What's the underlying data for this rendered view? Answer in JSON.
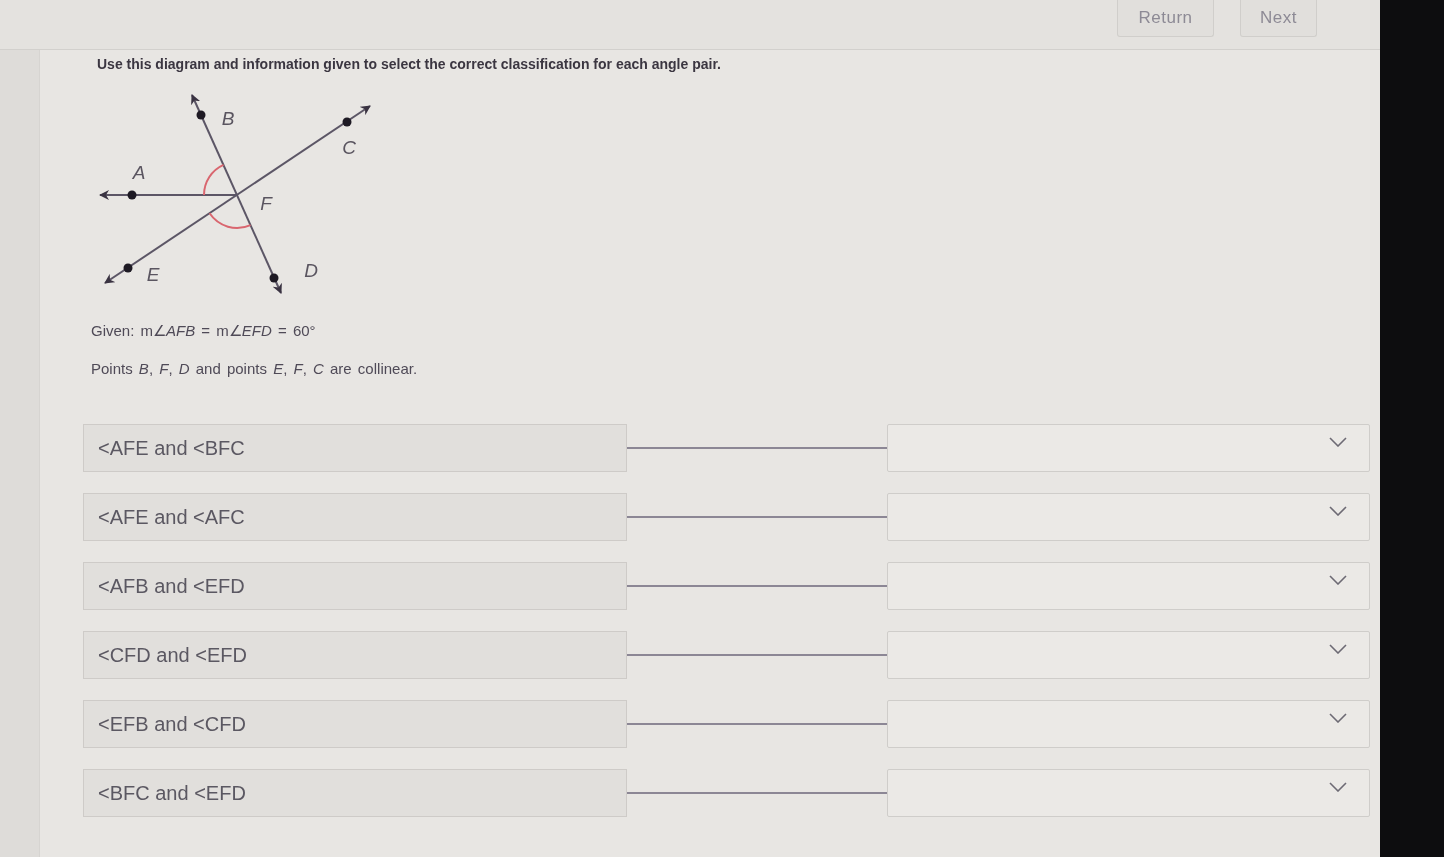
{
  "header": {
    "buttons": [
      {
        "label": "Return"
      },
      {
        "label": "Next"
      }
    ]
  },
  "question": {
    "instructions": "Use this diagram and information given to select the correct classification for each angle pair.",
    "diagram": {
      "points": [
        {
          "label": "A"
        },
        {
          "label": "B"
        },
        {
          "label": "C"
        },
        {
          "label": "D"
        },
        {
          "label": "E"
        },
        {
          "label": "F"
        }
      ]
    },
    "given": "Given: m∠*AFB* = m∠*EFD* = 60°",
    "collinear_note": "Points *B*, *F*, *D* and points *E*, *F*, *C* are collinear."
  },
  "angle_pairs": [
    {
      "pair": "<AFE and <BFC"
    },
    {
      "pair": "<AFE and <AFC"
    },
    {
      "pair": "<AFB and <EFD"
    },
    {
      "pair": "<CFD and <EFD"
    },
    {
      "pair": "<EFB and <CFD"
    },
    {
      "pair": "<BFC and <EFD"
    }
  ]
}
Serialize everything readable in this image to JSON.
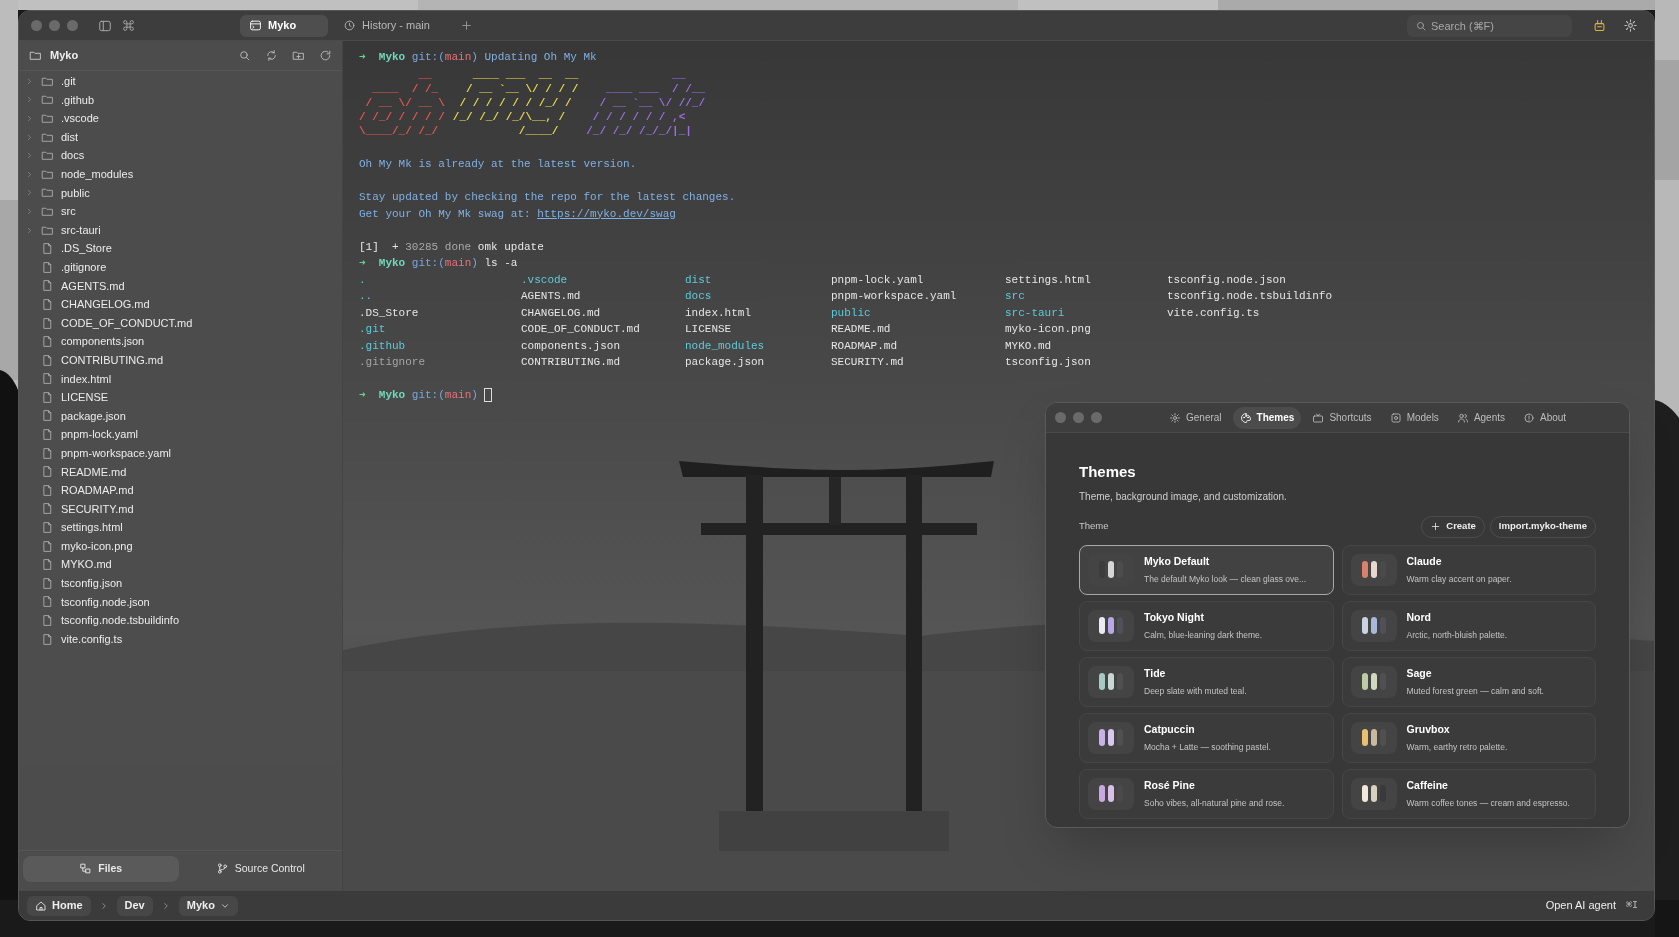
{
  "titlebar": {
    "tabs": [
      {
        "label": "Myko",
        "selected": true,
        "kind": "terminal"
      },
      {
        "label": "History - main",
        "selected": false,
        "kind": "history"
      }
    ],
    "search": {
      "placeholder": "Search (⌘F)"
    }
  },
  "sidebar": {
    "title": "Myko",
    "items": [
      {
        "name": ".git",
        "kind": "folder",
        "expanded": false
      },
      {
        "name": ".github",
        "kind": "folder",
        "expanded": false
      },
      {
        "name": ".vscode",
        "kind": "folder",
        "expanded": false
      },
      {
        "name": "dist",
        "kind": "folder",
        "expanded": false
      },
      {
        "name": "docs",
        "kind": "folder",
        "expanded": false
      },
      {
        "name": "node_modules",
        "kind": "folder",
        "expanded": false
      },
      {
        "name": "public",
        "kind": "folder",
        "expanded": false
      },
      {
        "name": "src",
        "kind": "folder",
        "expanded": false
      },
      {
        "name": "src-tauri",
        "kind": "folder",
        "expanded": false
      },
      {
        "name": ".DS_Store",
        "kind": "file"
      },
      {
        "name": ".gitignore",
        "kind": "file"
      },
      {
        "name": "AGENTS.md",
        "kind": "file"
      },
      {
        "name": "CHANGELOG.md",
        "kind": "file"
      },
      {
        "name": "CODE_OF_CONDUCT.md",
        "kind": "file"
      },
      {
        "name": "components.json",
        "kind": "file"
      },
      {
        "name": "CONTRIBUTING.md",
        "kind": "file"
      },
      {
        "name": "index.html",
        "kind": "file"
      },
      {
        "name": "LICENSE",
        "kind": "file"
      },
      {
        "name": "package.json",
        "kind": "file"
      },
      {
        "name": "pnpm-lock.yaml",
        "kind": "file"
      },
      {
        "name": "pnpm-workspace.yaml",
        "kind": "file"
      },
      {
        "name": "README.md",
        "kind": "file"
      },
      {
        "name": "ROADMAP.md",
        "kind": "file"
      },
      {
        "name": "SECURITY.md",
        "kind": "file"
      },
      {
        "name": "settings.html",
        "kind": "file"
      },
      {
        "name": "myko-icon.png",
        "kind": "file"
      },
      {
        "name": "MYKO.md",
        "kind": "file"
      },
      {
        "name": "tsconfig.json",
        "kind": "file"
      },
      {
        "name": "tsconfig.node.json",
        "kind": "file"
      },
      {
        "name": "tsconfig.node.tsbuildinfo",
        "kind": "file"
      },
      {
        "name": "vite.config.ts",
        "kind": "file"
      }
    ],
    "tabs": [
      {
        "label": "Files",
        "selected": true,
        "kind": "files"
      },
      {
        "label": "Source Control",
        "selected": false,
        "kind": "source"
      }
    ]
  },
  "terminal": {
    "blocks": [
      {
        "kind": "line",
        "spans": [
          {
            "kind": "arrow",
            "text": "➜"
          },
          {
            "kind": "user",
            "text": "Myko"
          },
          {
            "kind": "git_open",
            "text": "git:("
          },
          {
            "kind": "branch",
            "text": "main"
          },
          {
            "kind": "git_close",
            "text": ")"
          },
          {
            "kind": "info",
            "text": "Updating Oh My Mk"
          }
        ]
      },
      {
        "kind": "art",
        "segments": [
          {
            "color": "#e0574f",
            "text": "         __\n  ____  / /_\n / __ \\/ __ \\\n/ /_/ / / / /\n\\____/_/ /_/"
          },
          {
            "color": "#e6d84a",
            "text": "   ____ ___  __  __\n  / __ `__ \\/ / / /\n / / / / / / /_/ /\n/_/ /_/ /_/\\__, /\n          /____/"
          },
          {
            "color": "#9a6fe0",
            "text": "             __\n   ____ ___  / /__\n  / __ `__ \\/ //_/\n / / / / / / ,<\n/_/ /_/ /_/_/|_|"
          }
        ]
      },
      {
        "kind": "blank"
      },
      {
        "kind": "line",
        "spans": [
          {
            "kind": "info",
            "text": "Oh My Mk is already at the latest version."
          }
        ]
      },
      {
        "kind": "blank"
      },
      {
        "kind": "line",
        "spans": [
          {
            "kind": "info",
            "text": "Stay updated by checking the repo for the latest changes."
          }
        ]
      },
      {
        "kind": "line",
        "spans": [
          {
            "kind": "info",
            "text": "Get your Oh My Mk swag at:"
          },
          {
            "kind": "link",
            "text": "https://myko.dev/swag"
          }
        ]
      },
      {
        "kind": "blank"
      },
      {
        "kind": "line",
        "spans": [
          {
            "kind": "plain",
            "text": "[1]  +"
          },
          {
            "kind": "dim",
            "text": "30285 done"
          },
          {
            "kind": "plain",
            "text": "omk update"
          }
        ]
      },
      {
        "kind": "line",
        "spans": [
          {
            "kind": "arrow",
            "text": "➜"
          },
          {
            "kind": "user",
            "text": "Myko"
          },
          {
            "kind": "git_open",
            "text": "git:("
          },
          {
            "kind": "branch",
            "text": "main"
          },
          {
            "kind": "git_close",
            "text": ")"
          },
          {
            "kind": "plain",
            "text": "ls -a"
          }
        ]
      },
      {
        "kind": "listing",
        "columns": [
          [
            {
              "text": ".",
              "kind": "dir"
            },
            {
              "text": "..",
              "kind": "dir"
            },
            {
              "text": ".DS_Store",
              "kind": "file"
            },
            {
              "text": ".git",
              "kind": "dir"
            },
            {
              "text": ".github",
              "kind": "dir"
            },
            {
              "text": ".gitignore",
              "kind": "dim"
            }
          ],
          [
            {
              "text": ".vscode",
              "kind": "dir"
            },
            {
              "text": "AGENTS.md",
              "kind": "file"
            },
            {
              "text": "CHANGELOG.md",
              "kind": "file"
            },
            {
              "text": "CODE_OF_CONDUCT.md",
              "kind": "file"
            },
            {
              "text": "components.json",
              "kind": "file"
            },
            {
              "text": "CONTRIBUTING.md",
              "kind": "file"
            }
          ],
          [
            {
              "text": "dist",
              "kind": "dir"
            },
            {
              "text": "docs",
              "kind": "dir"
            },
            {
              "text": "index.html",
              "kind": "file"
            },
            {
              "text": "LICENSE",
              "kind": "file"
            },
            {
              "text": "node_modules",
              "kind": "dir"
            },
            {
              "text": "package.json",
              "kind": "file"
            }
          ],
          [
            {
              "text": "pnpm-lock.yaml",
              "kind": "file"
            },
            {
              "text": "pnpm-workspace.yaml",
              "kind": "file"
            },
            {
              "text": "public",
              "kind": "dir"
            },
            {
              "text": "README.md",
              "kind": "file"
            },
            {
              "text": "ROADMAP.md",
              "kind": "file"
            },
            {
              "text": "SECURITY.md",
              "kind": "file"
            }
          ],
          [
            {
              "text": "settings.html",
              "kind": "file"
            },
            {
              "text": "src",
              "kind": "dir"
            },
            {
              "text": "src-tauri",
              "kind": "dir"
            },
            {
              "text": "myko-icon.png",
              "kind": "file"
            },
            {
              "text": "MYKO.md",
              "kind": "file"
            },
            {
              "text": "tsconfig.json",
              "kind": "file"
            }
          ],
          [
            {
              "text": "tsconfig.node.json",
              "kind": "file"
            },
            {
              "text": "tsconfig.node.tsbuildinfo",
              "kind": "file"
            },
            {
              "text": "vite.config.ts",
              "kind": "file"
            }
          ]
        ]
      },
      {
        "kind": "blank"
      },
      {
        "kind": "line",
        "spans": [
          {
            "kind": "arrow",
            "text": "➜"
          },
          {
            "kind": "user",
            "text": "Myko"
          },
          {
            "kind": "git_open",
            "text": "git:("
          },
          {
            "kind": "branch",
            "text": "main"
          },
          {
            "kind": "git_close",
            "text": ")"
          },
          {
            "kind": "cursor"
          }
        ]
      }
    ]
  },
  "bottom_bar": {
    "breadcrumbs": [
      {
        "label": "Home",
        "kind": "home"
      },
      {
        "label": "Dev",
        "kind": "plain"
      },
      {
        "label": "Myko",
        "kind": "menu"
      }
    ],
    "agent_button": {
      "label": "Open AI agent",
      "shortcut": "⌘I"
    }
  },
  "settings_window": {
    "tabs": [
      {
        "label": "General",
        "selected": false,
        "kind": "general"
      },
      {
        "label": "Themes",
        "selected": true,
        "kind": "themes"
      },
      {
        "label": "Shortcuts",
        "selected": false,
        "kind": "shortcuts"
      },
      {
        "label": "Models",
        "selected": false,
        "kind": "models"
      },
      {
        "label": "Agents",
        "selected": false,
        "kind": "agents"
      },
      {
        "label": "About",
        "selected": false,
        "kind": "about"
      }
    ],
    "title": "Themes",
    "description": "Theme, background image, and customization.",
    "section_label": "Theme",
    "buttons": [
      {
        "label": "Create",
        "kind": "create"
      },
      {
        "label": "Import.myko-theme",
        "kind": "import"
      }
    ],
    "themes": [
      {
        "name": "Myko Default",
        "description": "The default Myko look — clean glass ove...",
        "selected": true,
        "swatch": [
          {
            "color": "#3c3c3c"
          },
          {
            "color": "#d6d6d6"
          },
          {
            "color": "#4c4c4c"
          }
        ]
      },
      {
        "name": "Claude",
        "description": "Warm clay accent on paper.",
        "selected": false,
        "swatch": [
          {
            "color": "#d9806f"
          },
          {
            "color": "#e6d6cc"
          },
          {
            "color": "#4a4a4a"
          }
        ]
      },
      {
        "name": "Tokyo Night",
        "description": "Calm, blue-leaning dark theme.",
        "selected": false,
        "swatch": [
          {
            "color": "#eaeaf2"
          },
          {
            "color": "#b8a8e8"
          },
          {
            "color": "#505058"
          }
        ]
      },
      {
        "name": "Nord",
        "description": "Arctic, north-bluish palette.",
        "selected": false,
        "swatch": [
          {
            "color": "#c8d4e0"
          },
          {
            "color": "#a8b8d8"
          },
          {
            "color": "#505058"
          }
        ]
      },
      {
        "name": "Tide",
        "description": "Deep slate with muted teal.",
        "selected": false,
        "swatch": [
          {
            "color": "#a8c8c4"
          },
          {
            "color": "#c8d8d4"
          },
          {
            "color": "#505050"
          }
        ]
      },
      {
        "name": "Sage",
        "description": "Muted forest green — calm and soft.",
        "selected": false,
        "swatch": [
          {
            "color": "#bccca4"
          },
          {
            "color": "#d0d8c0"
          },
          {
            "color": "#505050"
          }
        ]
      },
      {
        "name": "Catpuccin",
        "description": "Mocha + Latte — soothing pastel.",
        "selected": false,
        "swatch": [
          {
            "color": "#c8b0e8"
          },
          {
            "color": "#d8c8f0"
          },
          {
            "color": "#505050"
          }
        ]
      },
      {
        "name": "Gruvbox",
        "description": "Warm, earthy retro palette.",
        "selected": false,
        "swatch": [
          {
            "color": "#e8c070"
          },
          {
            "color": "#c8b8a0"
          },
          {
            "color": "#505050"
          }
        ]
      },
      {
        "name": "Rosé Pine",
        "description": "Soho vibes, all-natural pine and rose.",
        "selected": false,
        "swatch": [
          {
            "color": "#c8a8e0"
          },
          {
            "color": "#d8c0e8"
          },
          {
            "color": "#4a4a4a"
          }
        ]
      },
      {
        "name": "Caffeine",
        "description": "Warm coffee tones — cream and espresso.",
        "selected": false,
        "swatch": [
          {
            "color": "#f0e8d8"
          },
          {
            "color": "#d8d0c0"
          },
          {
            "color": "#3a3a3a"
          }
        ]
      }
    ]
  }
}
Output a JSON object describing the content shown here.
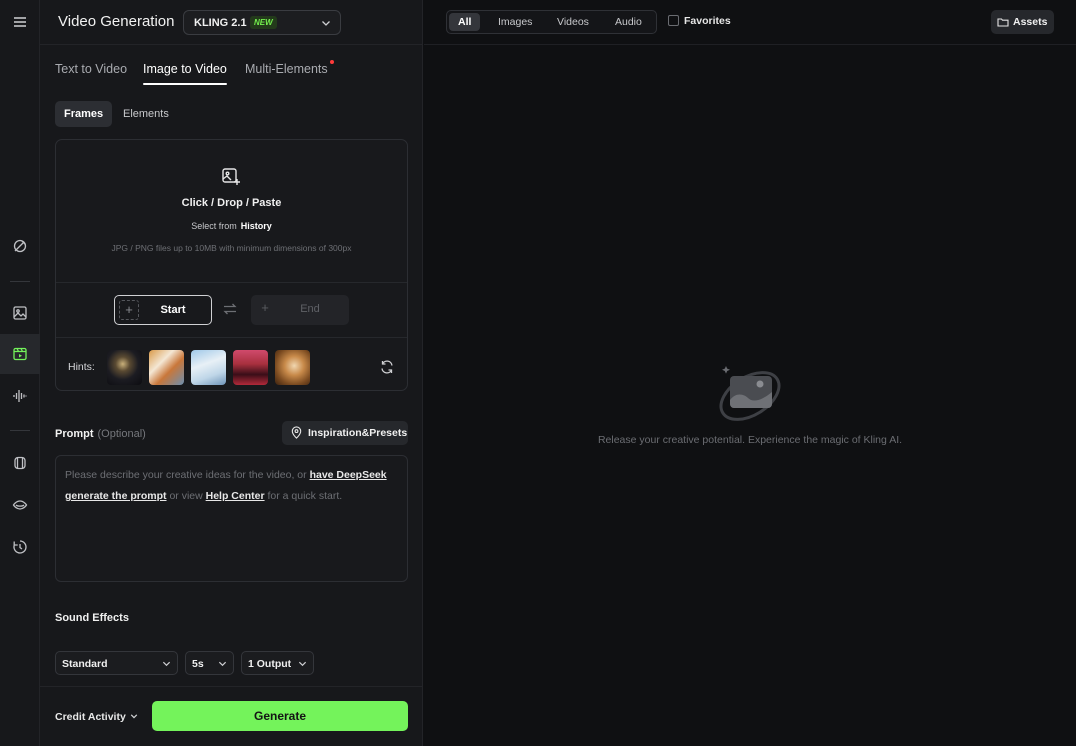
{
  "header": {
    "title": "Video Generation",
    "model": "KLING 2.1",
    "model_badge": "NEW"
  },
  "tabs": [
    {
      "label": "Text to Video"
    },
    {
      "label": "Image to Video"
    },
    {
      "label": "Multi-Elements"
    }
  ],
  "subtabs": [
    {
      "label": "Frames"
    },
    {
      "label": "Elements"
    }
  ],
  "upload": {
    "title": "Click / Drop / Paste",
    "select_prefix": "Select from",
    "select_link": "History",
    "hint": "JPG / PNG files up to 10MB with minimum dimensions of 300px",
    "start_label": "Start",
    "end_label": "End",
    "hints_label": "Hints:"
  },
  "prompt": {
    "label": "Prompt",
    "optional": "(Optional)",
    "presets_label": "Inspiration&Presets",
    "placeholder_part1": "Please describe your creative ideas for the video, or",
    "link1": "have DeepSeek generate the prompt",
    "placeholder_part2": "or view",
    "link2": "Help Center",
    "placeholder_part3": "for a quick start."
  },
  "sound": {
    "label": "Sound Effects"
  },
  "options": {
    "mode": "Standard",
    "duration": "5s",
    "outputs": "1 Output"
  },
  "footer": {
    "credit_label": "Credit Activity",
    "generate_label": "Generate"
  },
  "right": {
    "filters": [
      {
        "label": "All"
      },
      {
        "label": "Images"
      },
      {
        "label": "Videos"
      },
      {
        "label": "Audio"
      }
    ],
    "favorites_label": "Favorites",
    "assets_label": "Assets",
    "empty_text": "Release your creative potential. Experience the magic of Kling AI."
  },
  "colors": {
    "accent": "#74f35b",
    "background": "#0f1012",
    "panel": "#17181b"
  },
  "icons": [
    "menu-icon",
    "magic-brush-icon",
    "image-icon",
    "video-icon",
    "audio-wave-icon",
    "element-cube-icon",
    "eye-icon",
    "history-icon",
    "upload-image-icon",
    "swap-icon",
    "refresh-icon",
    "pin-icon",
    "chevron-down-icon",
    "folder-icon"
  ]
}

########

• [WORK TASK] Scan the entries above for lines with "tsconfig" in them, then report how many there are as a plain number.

• [ANSWER] 6